New Implanted Device Reduces Hospital Visits, Improves Quality of Life for Heart Patients


Shortness of breath is a symptom of many diseases.  If you’ve never experienced extreme difficulty breathing, it’s like trying to breath out of a straw the size of a coffee stirrer.  Patients with congestive heart failure experience the drama of being unable breathe with some frequency. That sends them into an understandable panic along with a trip to the Emergency Room.

It was once thought the shortness of breath experienced by heart failure patients was a sudden out of the blue occurrence. It’s known now to result from a slow build up of fluid in the lungs (pulmonary edema).  It’s like a glass slowly being filled with water until it overflows. The moment of overflow is sudden and dramatic. Likewise a patient can be perfectly fine one minute then suddenly unable to breathe the next.

CardioMEMS HF is a new monitoring device that sends easily warning signals to physicians and potentially avoiding the fluid buildup that causes shortness of breath.

It’s changing the lives of heart failure patients, their caregivers and saving on hospital costs, too.


CardioMEMS HF features a tiny sensor that is implanted through a catheter into the pulmonary artery (PA) to directly measure PA pressure. Increased PA pressures appear before weight and blood pressure changes, which are often used as indirect measures of worsening heart failure.

The procedure to implant CardioMEMS is simple and minimally invasive requiring just a ½ inch nick to thread a small tube through the vein and deliver the device to the pulmonary artery. Once placed, the patient can’t feel it. The readings from the implant are picked up from a bedside monitoring unit and sent to the patient’s cardiologist.

“All the patient has to do is lie back on a special pad,” explained Bradford E. Warden, M.D., director of the WVU Heart Institute and chief of the WVU School of Medicine Section of Cardiology. “It lets us notice any pressure changes three or four weeks before the patient develops pulmonary edema from exacerbated congestive heart failure. It gives us a chance to get pulmonary edema under control by adjusting medications while keeping the patient out of the hospital and in the comfort of his or her own home.”

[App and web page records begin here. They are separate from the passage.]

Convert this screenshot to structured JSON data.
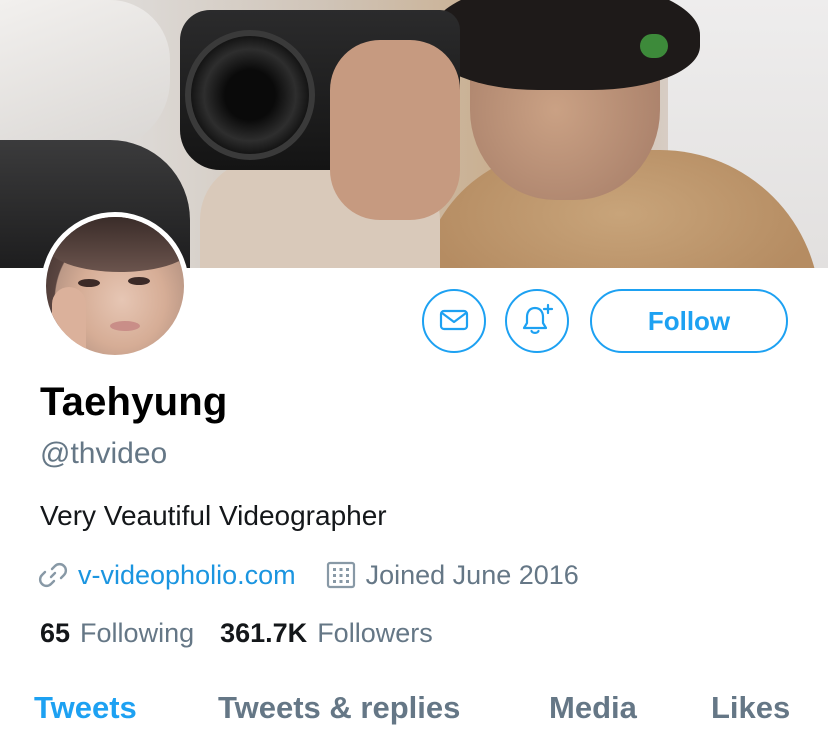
{
  "profile": {
    "display_name": "Taehyung",
    "handle": "@thvideo",
    "bio": "Very Veautiful Videographer",
    "website": "v-videopholio.com",
    "joined": "Joined June 2016"
  },
  "stats": {
    "following_count": "65",
    "following_label": "Following",
    "followers_count": "361.7K",
    "followers_label": "Followers"
  },
  "actions": {
    "follow_label": "Follow",
    "message_icon": "mail-icon",
    "notify_icon": "bell-plus-icon"
  },
  "tabs": [
    {
      "label": "Tweets",
      "active": true
    },
    {
      "label": "Tweets & replies",
      "active": false
    },
    {
      "label": "Media",
      "active": false
    },
    {
      "label": "Likes",
      "active": false
    }
  ],
  "colors": {
    "accent": "#1da1f2",
    "link": "#1b95e0",
    "secondary_text": "#657786",
    "primary_text": "#14171a"
  }
}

In addition to being only the fourth facility nationally to do the procedure, WVU Healthcare is the first institution to be certified to perform it, and Dr. Warden is the nation’s first certified individual practitioner.


Unexpected trips to the hospital are inconvenient and stressful for anyone, but for congestive heart failure patients, they can be all too frequent.  With CardioMEMS, patients can be monitored and treated remotely.  And in a rural state like West Virginia where distance can be problem, doctors have a way to better manage a patient’s heart failure and potentially reduce heart failure-related hospitalizations.

Richard Uchic of Thomas, W.Va., is the first WVU Healthcare heart patient to receive the CardioMEMS implant. In the past, the 72-year-old Tucker County resident would make frequent trips to Morgantown or neighboring Garrett County, Md., for treatment of sudden heart failure symptoms.

“The last time, I was having shortness of breath,” explained Uchic. “I have to go over to Oakland (Md.) if I need to see someone in a hurry. This monitor will help the doctor decide if I should take more of my diuretic or other medications, and it should save me a trip to the hospital.”


Let untreated, heart failure is the final stage of heart disease.  Unfortunately, more than 5 million Americans have reached this stage where the heart is unable to pump enough blood to meet the body’s demands. This stage is not reversible and has to be managed with multi medications.

Heart disease, however, can often be prevented.  To reduce your risk of developing heart disease and heart failure, Dr Warden advises patients to keep their blood pressure and diabetes under control as well as to watch cholesterol levels.  And he also recommends aerobic exercise.

“If you exercise moderately into older age that can really help,” says Dr. Warden, “that way the heart remains more flexible as you age.”

The heart is after all a muscle.  And muscles need work to stay healthy and strong. The recommendation is at least 30-minutes of aerobic exercise five days per week.  How do you know you’re working enough to help your heart?  If you can talk but not sing while you’re doing it, you’re in the zone.

If you’re new to exercise or have a heart condition, it’s always wise to consult with a medical professional to design the right exercise program for you.